During the last year of Jeff’s life, we sometimes talked about what I was going to do after he was gone. We knew I couldn’t stay in that house for very long — there was nowhere around there for me to work, and I couldn’t pay the expenses on my own — so we knew a move was necessary. (We couldn’t have known how short a time I’d have afterward to figure things out, but it turns out I was evicted almost immediately. I have no idea why except that the landlady seemed to think I had designs on her husband. For some reason, widows get a bad rap; she’s not the only one to think we are a rapacious lot, looking to replace what we lost with someone else’s husband.)
Jeff wanted me to go stay with my father because he said I’d have a place to stay where I’d be safe, but I absolutely refused to even consider the matter. My parents and perhaps even my brothers had always taken for granted that I would be the “designated daughter,” the one who would take care of her parents when they couldn’t take care of themselves, and having had to cater to my father at various times in my life, I truly dreaded the possibility of doing it for the rest of his life. As long as Jeff was alive, I was safe from what I thought would be a hell, but when his life drew to an end, the dread returned. (Strangely, I never considered that I would grieve. I figured I’d be sad for a while, but would continue on without a blip. What a shock it was to find out what grief really was!)
Even after Jeff pointed out that taking care of my father wouldn’t be forever, I still refused to consider the matter. It wasn’t until the end, when Jeff was comatose, that I changed my mind and told him I would go stay with my father. A few hours later, Jeff died. Apparently, even unconscious, he was worried about what would happen to me and couldn’t leave until he knew I’d be okay.

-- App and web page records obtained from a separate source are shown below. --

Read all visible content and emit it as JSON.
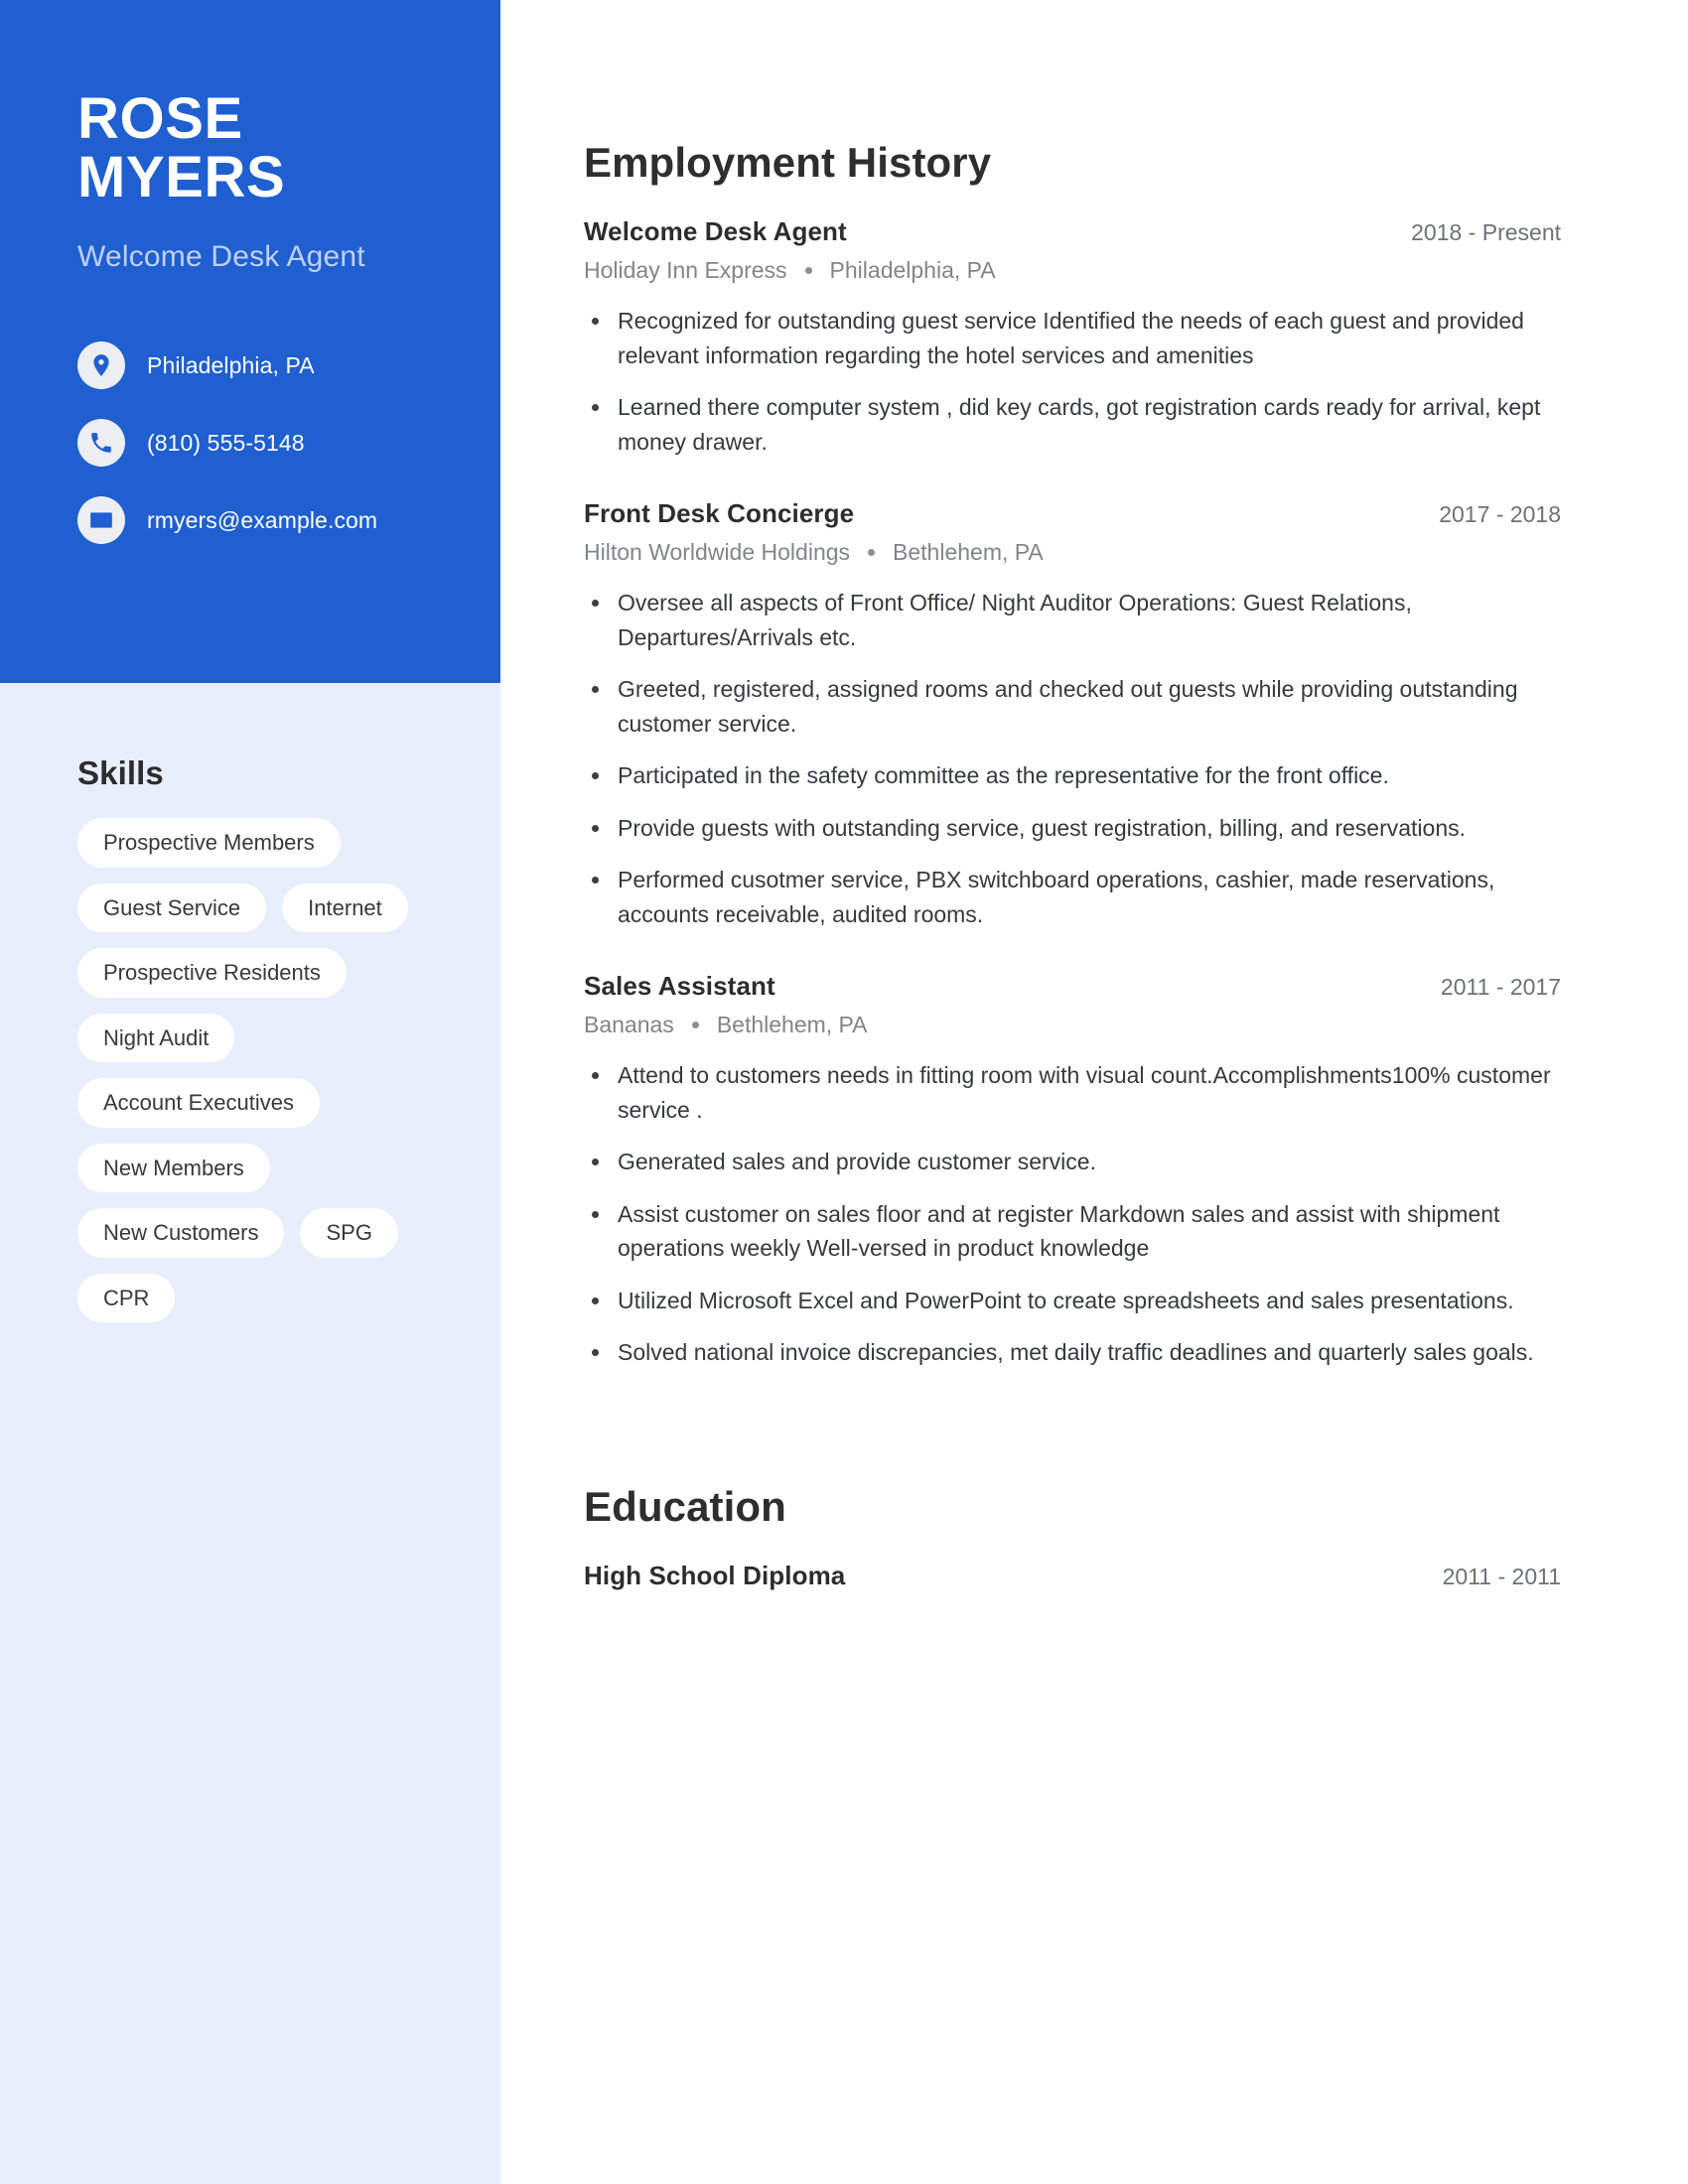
{
  "theme": {
    "primary_blue": "#1f5fd0",
    "sidebar_bg": "#e8eefb",
    "tag_bg": "#ffffff",
    "subtitle_color": "#c0d0f2"
  },
  "header": {
    "first_name": "ROSE",
    "last_name": "MYERS",
    "job_title": "Welcome Desk Agent"
  },
  "contact": {
    "items": [
      {
        "icon": "location-pin-icon",
        "value": "Philadelphia, PA"
      },
      {
        "icon": "phone-icon",
        "value": "(810) 555-5148"
      },
      {
        "icon": "envelope-icon",
        "value": "rmyers@example.com"
      }
    ]
  },
  "skills": {
    "heading": "Skills",
    "rows": [
      [
        "Prospective Members"
      ],
      [
        "Guest Service",
        "Internet"
      ],
      [
        "Prospective Residents"
      ],
      [
        "Night Audit"
      ],
      [
        "Account Executives"
      ],
      [
        "New Members"
      ],
      [
        "New Customers",
        "SPG"
      ],
      [
        "CPR"
      ]
    ]
  },
  "employment": {
    "heading": "Employment History",
    "entries": [
      {
        "title": "Welcome Desk Agent",
        "dates": "2018 - Present",
        "company": "Holiday Inn Express",
        "location": "Philadelphia, PA",
        "bullets": [
          "Recognized for outstanding guest service Identified the needs of each guest and provided relevant information regarding the hotel services and amenities",
          "Learned there computer system , did key cards, got registration cards ready for arrival, kept money drawer."
        ]
      },
      {
        "title": "Front Desk Concierge",
        "dates": "2017 - 2018",
        "company": "Hilton Worldwide Holdings",
        "location": "Bethlehem, PA",
        "bullets": [
          "Oversee all aspects of Front Office/ Night Auditor Operations: Guest Relations, Departures/Arrivals etc.",
          "Greeted, registered, assigned rooms and checked out guests while providing outstanding customer service.",
          "Participated in the safety committee as the representative for the front office.",
          "Provide guests with outstanding service, guest registration, billing, and reservations.",
          "Performed cusotmer service, PBX switchboard operations, cashier, made reservations, accounts receivable, audited rooms."
        ]
      },
      {
        "title": "Sales Assistant",
        "dates": "2011 - 2017",
        "company": "Bananas",
        "location": "Bethlehem, PA",
        "bullets": [
          "Attend to customers needs in fitting room with visual count.Accomplishments100% customer service .",
          "Generated sales and provide customer service.",
          "Assist customer on sales floor and at register Markdown sales and assist with shipment operations weekly Well-versed in product knowledge",
          "Utilized Microsoft Excel and PowerPoint to create spreadsheets and sales presentations.",
          "Solved national invoice discrepancies, met daily traffic deadlines and quarterly sales goals."
        ]
      }
    ]
  },
  "education": {
    "heading": "Education",
    "entries": [
      {
        "title": "High School Diploma",
        "dates": "2011 - 2011"
      }
    ]
  }
}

My father was 93 at the time, and though he was doing well, he really did need someone to stay with him. He was terrified of the night terrors he sometimes got as well the sundowners hallucinations he’d experienced during a hospital stay. The two of us worked things out. Although he would have liked me to wait on him, I wanted him to be as self-sufficient as possible, so I talked him into continuing the routine he’d adopted after my mother died. And he did keep it up until he couldn’t any longer.

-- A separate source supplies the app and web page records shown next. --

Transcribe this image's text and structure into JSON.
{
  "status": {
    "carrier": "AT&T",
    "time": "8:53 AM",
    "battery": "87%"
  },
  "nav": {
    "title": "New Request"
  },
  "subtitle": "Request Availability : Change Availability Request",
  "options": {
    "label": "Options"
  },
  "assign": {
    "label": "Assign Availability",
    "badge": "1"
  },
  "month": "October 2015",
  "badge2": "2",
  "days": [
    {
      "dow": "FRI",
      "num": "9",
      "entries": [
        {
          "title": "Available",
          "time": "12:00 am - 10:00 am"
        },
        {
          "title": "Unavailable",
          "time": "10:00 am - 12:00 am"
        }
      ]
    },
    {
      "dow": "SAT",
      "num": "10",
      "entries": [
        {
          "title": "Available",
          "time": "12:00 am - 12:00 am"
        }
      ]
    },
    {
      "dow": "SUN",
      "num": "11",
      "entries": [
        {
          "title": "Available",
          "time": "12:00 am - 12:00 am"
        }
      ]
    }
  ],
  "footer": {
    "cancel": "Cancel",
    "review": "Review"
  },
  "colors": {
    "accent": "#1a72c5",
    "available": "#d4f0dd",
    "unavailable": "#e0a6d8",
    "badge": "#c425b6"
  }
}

Those years seemed interminable at the time, made worse by the arrival of my dysfunctional older brother, but as Jeff had said, the stay with my father wasn’t forever. He died four and a half years after my arrival.

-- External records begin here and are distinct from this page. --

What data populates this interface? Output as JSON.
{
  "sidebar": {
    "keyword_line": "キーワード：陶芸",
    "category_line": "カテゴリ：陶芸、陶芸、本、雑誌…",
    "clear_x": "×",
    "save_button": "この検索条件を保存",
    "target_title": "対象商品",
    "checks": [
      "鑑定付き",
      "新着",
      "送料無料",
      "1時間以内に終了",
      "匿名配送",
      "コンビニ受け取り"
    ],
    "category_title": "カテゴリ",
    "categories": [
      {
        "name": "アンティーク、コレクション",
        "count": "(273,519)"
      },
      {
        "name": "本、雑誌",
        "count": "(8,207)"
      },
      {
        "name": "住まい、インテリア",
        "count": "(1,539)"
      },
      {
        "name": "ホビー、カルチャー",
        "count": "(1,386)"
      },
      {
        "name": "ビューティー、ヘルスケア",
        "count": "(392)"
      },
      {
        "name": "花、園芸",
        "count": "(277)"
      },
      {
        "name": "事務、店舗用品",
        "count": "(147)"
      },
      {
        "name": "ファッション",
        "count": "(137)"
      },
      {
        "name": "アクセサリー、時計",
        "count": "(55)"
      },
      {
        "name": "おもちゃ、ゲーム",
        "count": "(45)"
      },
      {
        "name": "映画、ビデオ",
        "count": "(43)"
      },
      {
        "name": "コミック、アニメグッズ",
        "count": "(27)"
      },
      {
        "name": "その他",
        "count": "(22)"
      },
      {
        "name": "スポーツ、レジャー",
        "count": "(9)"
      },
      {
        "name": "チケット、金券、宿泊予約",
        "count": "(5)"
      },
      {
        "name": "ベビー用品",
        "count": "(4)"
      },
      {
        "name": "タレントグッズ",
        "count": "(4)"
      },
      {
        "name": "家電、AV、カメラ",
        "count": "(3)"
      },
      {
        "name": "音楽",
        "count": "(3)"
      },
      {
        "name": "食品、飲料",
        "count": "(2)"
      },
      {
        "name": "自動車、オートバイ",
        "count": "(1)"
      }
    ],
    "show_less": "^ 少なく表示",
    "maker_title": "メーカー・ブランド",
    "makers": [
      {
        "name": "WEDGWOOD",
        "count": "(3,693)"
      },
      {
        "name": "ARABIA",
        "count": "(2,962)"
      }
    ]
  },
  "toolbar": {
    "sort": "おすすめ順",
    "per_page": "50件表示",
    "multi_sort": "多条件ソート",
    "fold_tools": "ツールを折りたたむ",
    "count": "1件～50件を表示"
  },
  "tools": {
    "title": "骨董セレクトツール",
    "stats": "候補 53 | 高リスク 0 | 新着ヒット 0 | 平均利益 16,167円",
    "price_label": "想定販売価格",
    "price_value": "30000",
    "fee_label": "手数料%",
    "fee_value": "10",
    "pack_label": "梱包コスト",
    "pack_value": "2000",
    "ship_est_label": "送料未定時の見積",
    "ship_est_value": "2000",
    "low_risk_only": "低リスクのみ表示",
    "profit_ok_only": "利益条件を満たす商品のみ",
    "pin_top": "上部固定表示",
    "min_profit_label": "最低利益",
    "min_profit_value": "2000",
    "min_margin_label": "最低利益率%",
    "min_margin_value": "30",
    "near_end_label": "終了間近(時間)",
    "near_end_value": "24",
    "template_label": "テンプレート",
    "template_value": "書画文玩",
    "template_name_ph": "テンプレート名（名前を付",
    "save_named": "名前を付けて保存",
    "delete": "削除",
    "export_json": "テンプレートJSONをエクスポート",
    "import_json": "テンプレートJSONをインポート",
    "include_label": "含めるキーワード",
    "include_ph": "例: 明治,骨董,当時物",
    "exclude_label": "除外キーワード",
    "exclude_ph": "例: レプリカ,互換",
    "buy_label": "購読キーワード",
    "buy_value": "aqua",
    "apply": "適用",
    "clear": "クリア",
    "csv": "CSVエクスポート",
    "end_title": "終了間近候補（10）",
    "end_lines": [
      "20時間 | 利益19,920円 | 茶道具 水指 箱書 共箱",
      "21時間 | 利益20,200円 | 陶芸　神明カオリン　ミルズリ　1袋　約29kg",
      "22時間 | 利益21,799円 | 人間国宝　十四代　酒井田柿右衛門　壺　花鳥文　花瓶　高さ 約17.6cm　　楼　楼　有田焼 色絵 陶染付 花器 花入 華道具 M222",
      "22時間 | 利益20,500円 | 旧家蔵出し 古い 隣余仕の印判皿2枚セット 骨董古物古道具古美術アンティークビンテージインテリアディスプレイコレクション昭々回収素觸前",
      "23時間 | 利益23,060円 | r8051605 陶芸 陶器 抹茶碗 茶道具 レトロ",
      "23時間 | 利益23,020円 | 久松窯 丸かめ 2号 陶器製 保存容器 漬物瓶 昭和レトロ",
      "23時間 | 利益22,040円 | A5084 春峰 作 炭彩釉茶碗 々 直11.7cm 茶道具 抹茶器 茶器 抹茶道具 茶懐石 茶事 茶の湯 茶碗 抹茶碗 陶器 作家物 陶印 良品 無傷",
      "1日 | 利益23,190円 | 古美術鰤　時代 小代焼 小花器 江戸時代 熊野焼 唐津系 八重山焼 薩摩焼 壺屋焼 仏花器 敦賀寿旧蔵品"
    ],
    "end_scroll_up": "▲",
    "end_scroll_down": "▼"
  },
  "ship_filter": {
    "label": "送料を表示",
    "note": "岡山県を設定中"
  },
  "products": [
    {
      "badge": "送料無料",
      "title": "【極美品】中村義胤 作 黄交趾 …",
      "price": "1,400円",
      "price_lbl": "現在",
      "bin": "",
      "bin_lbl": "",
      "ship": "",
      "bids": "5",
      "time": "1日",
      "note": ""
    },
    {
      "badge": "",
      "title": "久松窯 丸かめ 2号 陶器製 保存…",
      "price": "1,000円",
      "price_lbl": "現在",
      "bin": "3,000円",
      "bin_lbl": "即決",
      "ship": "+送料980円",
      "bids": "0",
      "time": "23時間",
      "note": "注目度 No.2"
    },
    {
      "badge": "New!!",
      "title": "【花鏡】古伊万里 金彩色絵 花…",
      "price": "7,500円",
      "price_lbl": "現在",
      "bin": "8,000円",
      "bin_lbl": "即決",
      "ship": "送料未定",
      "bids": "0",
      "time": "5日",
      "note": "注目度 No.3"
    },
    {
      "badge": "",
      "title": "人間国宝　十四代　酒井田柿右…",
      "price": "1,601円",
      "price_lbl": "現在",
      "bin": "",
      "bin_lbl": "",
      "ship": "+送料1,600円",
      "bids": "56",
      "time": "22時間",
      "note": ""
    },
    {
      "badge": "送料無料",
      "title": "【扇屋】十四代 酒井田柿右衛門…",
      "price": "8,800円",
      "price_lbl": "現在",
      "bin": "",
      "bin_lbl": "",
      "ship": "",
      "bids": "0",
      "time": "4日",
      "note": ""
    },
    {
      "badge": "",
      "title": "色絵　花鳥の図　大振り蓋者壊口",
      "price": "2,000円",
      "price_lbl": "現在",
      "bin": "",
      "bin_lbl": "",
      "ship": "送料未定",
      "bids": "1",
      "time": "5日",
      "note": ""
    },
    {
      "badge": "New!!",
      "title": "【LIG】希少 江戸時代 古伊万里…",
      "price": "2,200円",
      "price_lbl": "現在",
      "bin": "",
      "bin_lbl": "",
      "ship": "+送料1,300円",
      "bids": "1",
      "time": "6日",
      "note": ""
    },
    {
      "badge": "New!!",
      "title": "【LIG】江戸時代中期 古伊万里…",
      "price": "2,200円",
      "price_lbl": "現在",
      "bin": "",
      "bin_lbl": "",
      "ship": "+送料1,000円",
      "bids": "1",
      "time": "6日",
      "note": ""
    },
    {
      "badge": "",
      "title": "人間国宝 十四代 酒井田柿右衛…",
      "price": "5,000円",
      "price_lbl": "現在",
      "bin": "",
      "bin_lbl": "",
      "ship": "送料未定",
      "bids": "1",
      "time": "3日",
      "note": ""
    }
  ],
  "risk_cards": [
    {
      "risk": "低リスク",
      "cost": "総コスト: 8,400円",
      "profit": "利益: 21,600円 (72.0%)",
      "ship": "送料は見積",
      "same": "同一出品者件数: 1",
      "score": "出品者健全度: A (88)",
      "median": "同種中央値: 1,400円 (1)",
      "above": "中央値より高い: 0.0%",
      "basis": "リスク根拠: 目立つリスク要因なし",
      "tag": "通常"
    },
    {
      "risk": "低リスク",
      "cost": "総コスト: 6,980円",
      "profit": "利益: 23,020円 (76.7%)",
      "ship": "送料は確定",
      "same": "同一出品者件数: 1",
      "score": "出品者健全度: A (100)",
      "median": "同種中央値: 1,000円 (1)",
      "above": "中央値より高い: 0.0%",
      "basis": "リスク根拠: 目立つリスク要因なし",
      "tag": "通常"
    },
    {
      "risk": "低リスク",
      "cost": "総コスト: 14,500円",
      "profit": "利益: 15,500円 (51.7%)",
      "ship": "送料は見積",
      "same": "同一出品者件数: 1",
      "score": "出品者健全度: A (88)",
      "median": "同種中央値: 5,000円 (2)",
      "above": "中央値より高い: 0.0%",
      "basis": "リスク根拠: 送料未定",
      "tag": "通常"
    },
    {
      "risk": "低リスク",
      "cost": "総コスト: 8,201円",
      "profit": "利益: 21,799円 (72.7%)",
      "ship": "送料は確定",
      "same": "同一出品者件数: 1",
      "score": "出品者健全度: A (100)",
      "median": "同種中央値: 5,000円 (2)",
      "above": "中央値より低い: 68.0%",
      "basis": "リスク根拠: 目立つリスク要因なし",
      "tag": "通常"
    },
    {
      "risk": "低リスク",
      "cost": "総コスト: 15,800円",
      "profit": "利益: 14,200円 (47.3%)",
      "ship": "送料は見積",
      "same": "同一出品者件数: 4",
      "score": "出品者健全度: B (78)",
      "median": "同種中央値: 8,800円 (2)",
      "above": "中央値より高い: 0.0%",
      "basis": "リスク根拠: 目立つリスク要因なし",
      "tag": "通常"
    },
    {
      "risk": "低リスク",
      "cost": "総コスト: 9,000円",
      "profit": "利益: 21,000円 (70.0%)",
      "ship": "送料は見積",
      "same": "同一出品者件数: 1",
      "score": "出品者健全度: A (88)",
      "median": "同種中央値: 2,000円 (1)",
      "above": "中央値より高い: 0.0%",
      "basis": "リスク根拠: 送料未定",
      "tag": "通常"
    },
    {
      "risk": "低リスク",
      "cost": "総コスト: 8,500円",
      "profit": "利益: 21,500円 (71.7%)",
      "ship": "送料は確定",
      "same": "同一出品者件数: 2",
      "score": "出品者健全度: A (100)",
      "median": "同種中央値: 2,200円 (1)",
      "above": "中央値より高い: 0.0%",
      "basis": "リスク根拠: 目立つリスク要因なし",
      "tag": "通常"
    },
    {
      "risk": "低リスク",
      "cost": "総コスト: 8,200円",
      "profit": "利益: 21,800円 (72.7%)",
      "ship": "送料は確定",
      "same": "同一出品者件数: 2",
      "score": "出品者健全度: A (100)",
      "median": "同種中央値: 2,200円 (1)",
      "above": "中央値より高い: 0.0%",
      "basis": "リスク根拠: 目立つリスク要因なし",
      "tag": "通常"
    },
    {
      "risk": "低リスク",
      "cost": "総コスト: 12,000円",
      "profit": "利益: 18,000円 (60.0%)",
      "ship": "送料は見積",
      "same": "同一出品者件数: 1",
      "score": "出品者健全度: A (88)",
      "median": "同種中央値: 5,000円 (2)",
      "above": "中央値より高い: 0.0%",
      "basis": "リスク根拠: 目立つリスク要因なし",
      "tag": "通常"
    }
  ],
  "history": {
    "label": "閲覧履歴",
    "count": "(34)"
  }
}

Today is the seventh anniversary of my father’s death, and it perplexes me to think he’s been gone more years than I stayed with him. How did all those years slip by? The hardship of my time with him (though admittedly, it wasn’t as hard as I expected it to be) now seems like a hiccup in my years of grief over Jeff.
It’s odd to think that those men — Jeff, my father, my older brother — who were so significant to my life are now gone. Odd, too, to think of how each of those deaths has contributed to my current well-being.
Confusing thoughts for a confusing day.
Pat Bertram is the author of Grief: The Inside Story – A Guide to Surviving the Loss of a Loved One. “Grief: The Inside Story is perfect and that is not hyperbole! It is exactly what folk who are grieving need to read.” –Leesa Healy, RN, GDAS GDAT, Emotional/Mental Health Therapist & Educator.